V e r y r e g u l a r s p a c e s are usually an indicator that your data is encoded in UTF16 -- Usually what you see is that every second byte is a 0 byte. You can confirm this by printing out the actual binary data that you are reading:
f = open('file.ini')
line in f.readline():
print map(ord, line)
If you see output like this:
[..., 68, 0, 65, 0, 76, 0, 76, 0, 79, ...]
Then that's almost certainly the case.
The trick, then, is to figure out whether it's the even bytes that are 0s, or the odd bytes. There are two UTF-16 encodings: Big-endian and little-endian, named for the significance of the byte that comes first.
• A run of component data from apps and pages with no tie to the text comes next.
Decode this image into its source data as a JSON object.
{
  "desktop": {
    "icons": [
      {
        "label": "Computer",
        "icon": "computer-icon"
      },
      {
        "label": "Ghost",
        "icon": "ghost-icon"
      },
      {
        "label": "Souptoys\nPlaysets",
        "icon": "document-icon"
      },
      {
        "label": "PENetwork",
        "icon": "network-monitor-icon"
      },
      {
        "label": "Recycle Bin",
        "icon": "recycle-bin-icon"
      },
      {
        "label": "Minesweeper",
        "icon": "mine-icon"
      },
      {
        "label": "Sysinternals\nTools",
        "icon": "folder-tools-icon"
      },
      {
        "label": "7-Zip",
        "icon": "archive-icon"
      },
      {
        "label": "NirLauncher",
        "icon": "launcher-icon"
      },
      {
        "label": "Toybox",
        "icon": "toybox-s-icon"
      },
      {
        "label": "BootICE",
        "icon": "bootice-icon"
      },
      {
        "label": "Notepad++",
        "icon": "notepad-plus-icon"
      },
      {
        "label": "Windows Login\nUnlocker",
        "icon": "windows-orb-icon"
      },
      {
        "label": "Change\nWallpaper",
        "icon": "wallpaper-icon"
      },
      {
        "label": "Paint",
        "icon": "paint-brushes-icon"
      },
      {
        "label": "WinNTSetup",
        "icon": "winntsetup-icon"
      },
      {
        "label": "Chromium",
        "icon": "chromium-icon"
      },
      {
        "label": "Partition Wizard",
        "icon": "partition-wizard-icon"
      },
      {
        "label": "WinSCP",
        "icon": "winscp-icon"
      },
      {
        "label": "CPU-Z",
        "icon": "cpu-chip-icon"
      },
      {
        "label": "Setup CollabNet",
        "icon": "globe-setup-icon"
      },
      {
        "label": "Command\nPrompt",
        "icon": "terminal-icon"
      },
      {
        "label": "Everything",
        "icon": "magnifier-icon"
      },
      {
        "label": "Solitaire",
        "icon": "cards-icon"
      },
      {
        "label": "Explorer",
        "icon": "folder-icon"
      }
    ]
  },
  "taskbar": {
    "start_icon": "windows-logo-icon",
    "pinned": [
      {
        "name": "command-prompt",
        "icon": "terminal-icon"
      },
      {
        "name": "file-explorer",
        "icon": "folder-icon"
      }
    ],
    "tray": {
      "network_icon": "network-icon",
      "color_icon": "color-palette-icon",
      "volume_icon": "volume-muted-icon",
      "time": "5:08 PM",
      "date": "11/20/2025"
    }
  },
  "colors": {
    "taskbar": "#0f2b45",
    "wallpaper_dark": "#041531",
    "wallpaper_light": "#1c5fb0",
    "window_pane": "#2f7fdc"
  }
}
If your 0s come before the character that they are associated with, then the file is big-endian, and you can open it like this (Python 3.x):
f = open('file.ini', encoding='utf16be')
In Python 2.x, import the
codecs module to do this:
f = codecs.open('file.ini', encoding='utf16be')
If the 0s come after, then substitude 'utf16le'.
(You need to make sure that you decode the file as you're reading it, or read the entire contents into memory before decoding. You definitly do not want to split lines apart before you decode)
If you're lucky, then the file was written with a Byte Order Mark at the beginning this character is U+FEFF-- if the first two bytes are
[254, 255], then the encoding is big-endian, and if
[255, 254], then it is little-endian.
If none of those apply, then you might not be looking at UTF-16 data, and you'll have to do some more research to figure out what encoding you're looking at.